### EXERCISE AIM
Below are records; please give the number of their lines that contain the string "this", and only that number.
-- SUPPLIED RECORDS follows --
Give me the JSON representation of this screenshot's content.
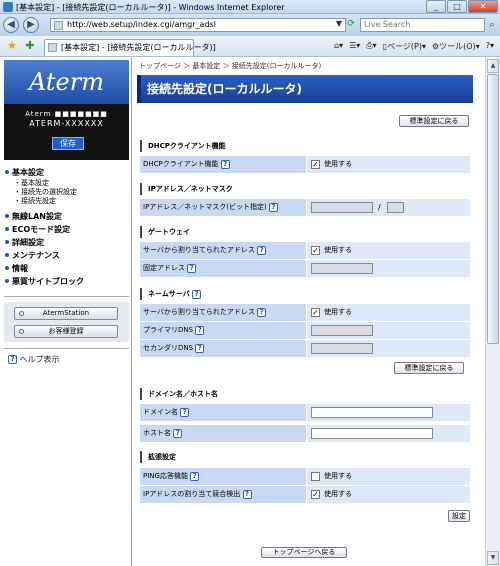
{
  "window": {
    "title": "[基本設定] - [接続先設定(ローカルルータ)] - Windows Internet Explorer"
  },
  "address": {
    "url": "http://web.setup/index.cgi/amgr_adsl",
    "search_placeholder": "Live Search"
  },
  "tab": {
    "label": "[基本設定] - [接続先設定(ローカルルータ)]"
  },
  "tools": {
    "page": "ページ(P)",
    "tools": "ツール(O)"
  },
  "sidebar": {
    "logo": "Aterm",
    "model": "Aterm ■■■■■■■",
    "device_id": "ATERM-XXXXXX",
    "save": "保存",
    "menu": [
      {
        "label": "基本設定",
        "subs": [
          "基本設定",
          "接続先の選択設定",
          "接続先設定"
        ]
      },
      {
        "label": "無線LAN設定",
        "subs": []
      },
      {
        "label": "ECOモード設定",
        "subs": []
      },
      {
        "label": "詳細設定",
        "subs": []
      },
      {
        "label": "メンテナンス",
        "subs": []
      },
      {
        "label": "情報",
        "subs": []
      },
      {
        "label": "悪質サイトブロック",
        "subs": []
      }
    ],
    "aterm_station": "AtermStation",
    "register": "お客様登録",
    "help": "ヘルプ表示"
  },
  "main": {
    "breadcrumb": "トップページ ＞ 基本設定 ＞ 接続先設定(ローカルルータ)",
    "title": "接続先設定(ローカルルータ)",
    "reset_defaults": "標準設定に戻る",
    "sections": {
      "dhcp": {
        "title": "DHCPクライアント機能",
        "row": "DHCPクライアント機能",
        "check": "使用する",
        "checked": true
      },
      "ip": {
        "title": "IPアドレス／ネットマスク",
        "row": "IPアドレス／ネットマスク(ビット指定)",
        "sep": "/"
      },
      "gw": {
        "title": "ゲートウェイ",
        "row1": "サーバから割り当てられたアドレス",
        "check": "使用する",
        "checked": true,
        "row2": "固定アドレス"
      },
      "dns": {
        "title": "ネームサーバ",
        "row1": "サーバから割り当てられたアドレス",
        "check": "使用する",
        "checked": true,
        "row2": "プライマリDNS",
        "row3": "セカンダリDNS"
      },
      "domain": {
        "title": "ドメイン名／ホスト名",
        "row1": "ドメイン名",
        "row2": "ホスト名"
      },
      "ext": {
        "title": "拡張設定",
        "row1": "PING応答機能",
        "check1": "使用する",
        "checked1": false,
        "row2": "IPアドレスの割り当て競合検出",
        "check2": "使用する",
        "checked2": true
      }
    },
    "apply": "設定",
    "back_top": "トップページへ戻る"
  }
}
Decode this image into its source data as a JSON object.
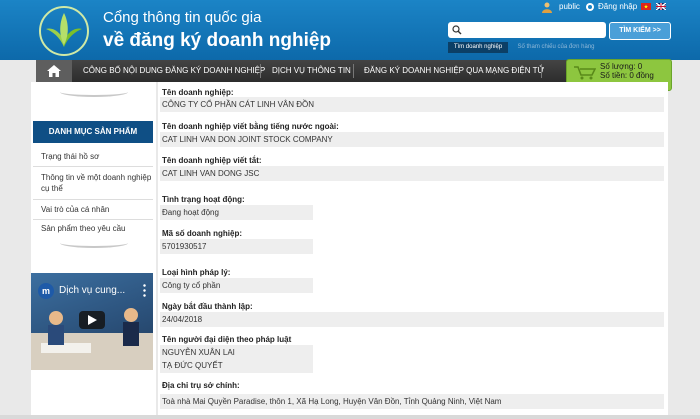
{
  "header": {
    "title_line1": "Cổng thông tin quốc gia",
    "title_line2": "về đăng ký doanh nghiệp",
    "user": "public",
    "login": "Đăng nhập"
  },
  "search": {
    "placeholder": "",
    "button": "TÌM KIẾM >>",
    "tabs": [
      "Tìm doanh nghiệp",
      "Số tham chiếu của đơn hàng"
    ]
  },
  "nav": {
    "items": [
      "CÔNG BỐ NỘI DUNG ĐĂNG KÝ DOANH NGHIỆP",
      "DỊCH VỤ THÔNG TIN",
      "ĐĂNG KÝ DOANH NGHIỆP QUA MẠNG ĐIỆN TỬ"
    ]
  },
  "cart": {
    "quantity": "Số lượng: 0",
    "amount": "Số tiền: 0 đồng"
  },
  "sidebar": {
    "header": "DANH MỤC SẢN PHẨM",
    "items": [
      "Trạng thái hồ sơ",
      "Thông tin về một doanh nghiệp cụ thể",
      "Vai trò của cá nhân",
      "Sản phẩm theo yêu cầu"
    ],
    "video_title": "Dịch vụ cung..."
  },
  "company": {
    "name_label": "Tên doanh nghiệp:",
    "name": "CÔNG TY CỔ PHẦN CÁT LINH VÂN ĐỒN",
    "foreign_label": "Tên doanh nghiệp viết bằng tiếng nước ngoài:",
    "foreign": "CAT LINH VAN DON JOINT STOCK COMPANY",
    "short_label": "Tên doanh nghiệp viết tắt:",
    "short": "CAT LINH VAN DONG JSC",
    "status_label": "Tình trạng hoạt động:",
    "status": "Đang hoạt động",
    "code_label": "Mã số doanh nghiệp:",
    "code": "5701930517",
    "type_label": "Loại hình pháp lý:",
    "type": "Công ty cổ phần",
    "date_label": "Ngày bắt đầu thành lập:",
    "date": "24/04/2018",
    "rep_label": "Tên người đại diện theo pháp luật",
    "rep1": "NGUYỄN XUÂN LAI",
    "rep2": "TẠ ĐỨC QUYẾT",
    "addr_label": "Địa chỉ trụ sở chính:",
    "addr": "Toà nhà Mai Quyền Paradise, thôn 1, Xã Hạ Long, Huyện Vân Đồn, Tỉnh Quảng Ninh, Việt Nam"
  },
  "colors": {
    "header_blue": "#1b84c6",
    "nav_dark": "#333333",
    "sidebar_header": "#0f4f85",
    "cart_green": "#8dc63f"
  }
}
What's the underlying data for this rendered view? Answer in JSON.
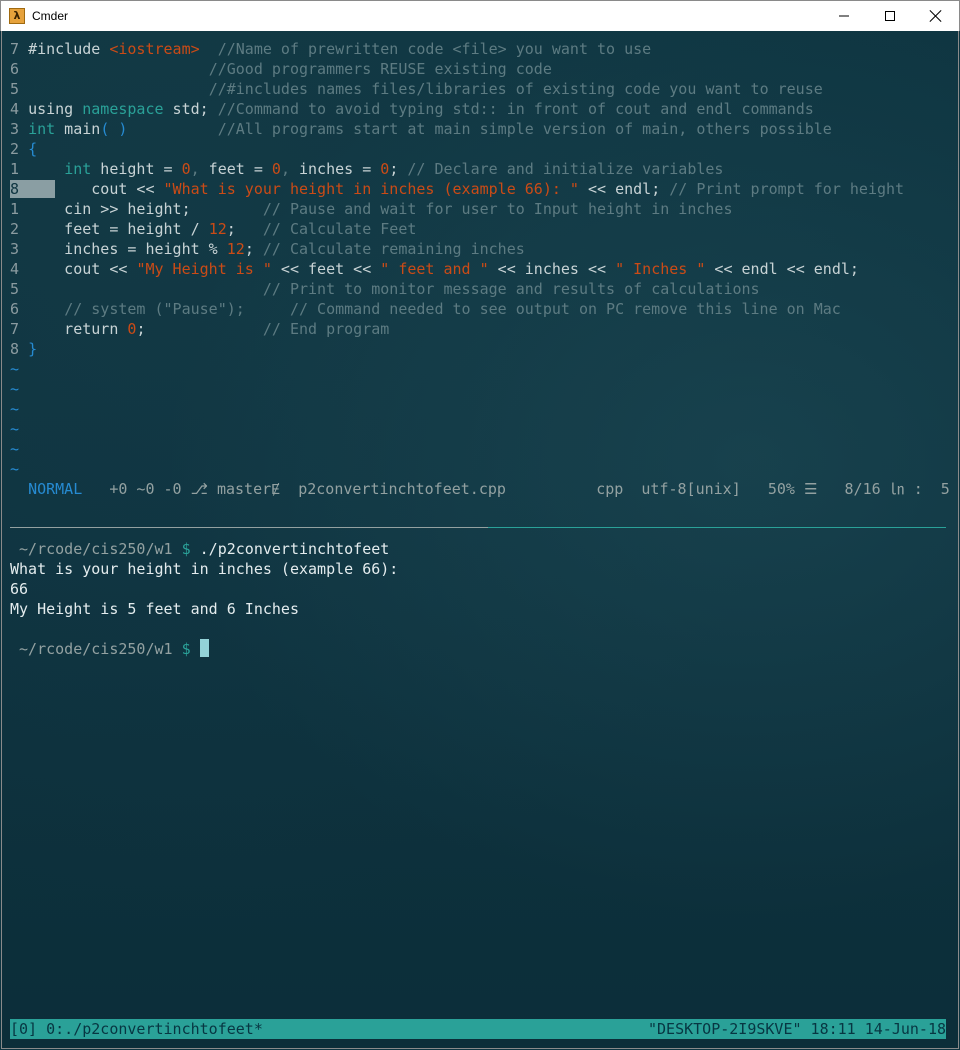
{
  "window": {
    "title": "Cmder",
    "icon": "lambda-icon",
    "icon_glyph": "λ"
  },
  "editor": {
    "lines": [
      {
        "num": "7",
        "segments": [
          {
            "t": "pl",
            "text": "#include "
          },
          {
            "t": "st",
            "text": "<iostream>"
          },
          {
            "t": "cm",
            "text": "  //Name of prewritten code <file> you want to use"
          }
        ]
      },
      {
        "num": "6",
        "segments": [
          {
            "t": "pl",
            "text": "                    "
          },
          {
            "t": "cm",
            "text": "//Good programmers REUSE existing code"
          }
        ]
      },
      {
        "num": "5",
        "segments": [
          {
            "t": "pl",
            "text": "                    "
          },
          {
            "t": "cm",
            "text": "//#includes names files/libraries of existing code you want to reuse"
          }
        ]
      },
      {
        "num": "4",
        "segments": [
          {
            "t": "pl",
            "text": "using "
          },
          {
            "t": "kw",
            "text": "namespace"
          },
          {
            "t": "pl",
            "text": " std; "
          },
          {
            "t": "cm",
            "text": "//Command to avoid typing std:: in front of cout and endl commands"
          }
        ]
      },
      {
        "num": "3",
        "segments": [
          {
            "t": "kw",
            "text": "int"
          },
          {
            "t": "pl",
            "text": " main"
          },
          {
            "t": "fn",
            "text": "( )"
          },
          {
            "t": "pl",
            "text": "          "
          },
          {
            "t": "cm",
            "text": "//All programs start at main simple version of main, others possible"
          }
        ]
      },
      {
        "num": "2",
        "segments": [
          {
            "t": "fn",
            "text": "{"
          }
        ]
      },
      {
        "num": "1",
        "segments": [
          {
            "t": "pl",
            "text": "    "
          },
          {
            "t": "kw",
            "text": "int"
          },
          {
            "t": "pl",
            "text": " height = "
          },
          {
            "t": "nm",
            "text": "0"
          },
          {
            "t": "cm",
            "text": ","
          },
          {
            "t": "pl",
            "text": " feet = "
          },
          {
            "t": "nm",
            "text": "0"
          },
          {
            "t": "cm",
            "text": ","
          },
          {
            "t": "pl",
            "text": " inches = "
          },
          {
            "t": "nm",
            "text": "0"
          },
          {
            "t": "pl",
            "text": "; "
          },
          {
            "t": "cm",
            "text": "// Declare and initialize variables"
          }
        ]
      },
      {
        "num": "8",
        "current": true,
        "segments": [
          {
            "t": "pl",
            "text": "    cout << "
          },
          {
            "t": "st",
            "text": "\"What is your height in inches (example 66): \""
          },
          {
            "t": "pl",
            "text": " << endl; "
          },
          {
            "t": "cm",
            "text": "// Print prompt for height"
          }
        ]
      },
      {
        "num": "1",
        "segments": [
          {
            "t": "pl",
            "text": "    cin >> height;        "
          },
          {
            "t": "cm",
            "text": "// Pause and wait for user to Input height in inches"
          }
        ]
      },
      {
        "num": "2",
        "segments": [
          {
            "t": "pl",
            "text": "    feet = height / "
          },
          {
            "t": "nm",
            "text": "12"
          },
          {
            "t": "pl",
            "text": ";   "
          },
          {
            "t": "cm",
            "text": "// Calculate Feet"
          }
        ]
      },
      {
        "num": "3",
        "segments": [
          {
            "t": "pl",
            "text": "    inches = height % "
          },
          {
            "t": "nm",
            "text": "12"
          },
          {
            "t": "pl",
            "text": "; "
          },
          {
            "t": "cm",
            "text": "// Calculate remaining inches"
          }
        ]
      },
      {
        "num": "4",
        "segments": [
          {
            "t": "pl",
            "text": "    cout << "
          },
          {
            "t": "st",
            "text": "\"My Height is \""
          },
          {
            "t": "pl",
            "text": " << feet << "
          },
          {
            "t": "st",
            "text": "\" feet and \""
          },
          {
            "t": "pl",
            "text": " << inches << "
          },
          {
            "t": "st",
            "text": "\" Inches \""
          },
          {
            "t": "pl",
            "text": " << endl << endl;"
          }
        ]
      },
      {
        "num": "5",
        "segments": [
          {
            "t": "pl",
            "text": "                          "
          },
          {
            "t": "cm",
            "text": "// Print to monitor message and results of calculations"
          }
        ]
      },
      {
        "num": "6",
        "segments": [
          {
            "t": "pl",
            "text": "    "
          },
          {
            "t": "cm",
            "text": "// system (\"Pause\");     // Command needed to see output on PC remove this line on Mac"
          }
        ]
      },
      {
        "num": "7",
        "segments": [
          {
            "t": "pl",
            "text": "    return "
          },
          {
            "t": "nm",
            "text": "0"
          },
          {
            "t": "pl",
            "text": ";             "
          },
          {
            "t": "cm",
            "text": "// End program"
          }
        ]
      },
      {
        "num": "8",
        "segments": [
          {
            "t": "fn",
            "text": "}"
          }
        ]
      }
    ],
    "tilde_lines": [
      "~",
      "~",
      "~",
      "~",
      "~",
      "~"
    ]
  },
  "statusline": {
    "mode": "NORMAL",
    "git_diff": "+0 ~0 -0",
    "branch_icon": "git-branch-icon",
    "branch_glyph": "⎇",
    "branch": "master",
    "readonly_glyph": "Ɇ",
    "filename": "p2convertinchtofeet.cpp",
    "filetype": "cpp",
    "encoding": "utf-8[unix]",
    "percent": "50% ☰",
    "position": "8/16 ㏑ :  5"
  },
  "terminal": {
    "prompt_path": "~/rcode/cis250/w1",
    "prompt_sign": "$",
    "command": "./p2convertinchtofeet",
    "output": [
      "What is your height in inches (example 66):",
      "66",
      "My Height is 5 feet and 6 Inches"
    ]
  },
  "tmux": {
    "left": "[0] 0:./p2convertinchtofeet*",
    "right": "\"DESKTOP-2I9SKVE\" 18:11 14-Jun-18"
  },
  "colors": {
    "accent": "#2aa198",
    "background": "#0e3440",
    "string": "#cb4b16",
    "function": "#268bd2"
  }
}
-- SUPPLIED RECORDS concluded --
### RESULT OF THE EXERCISE
4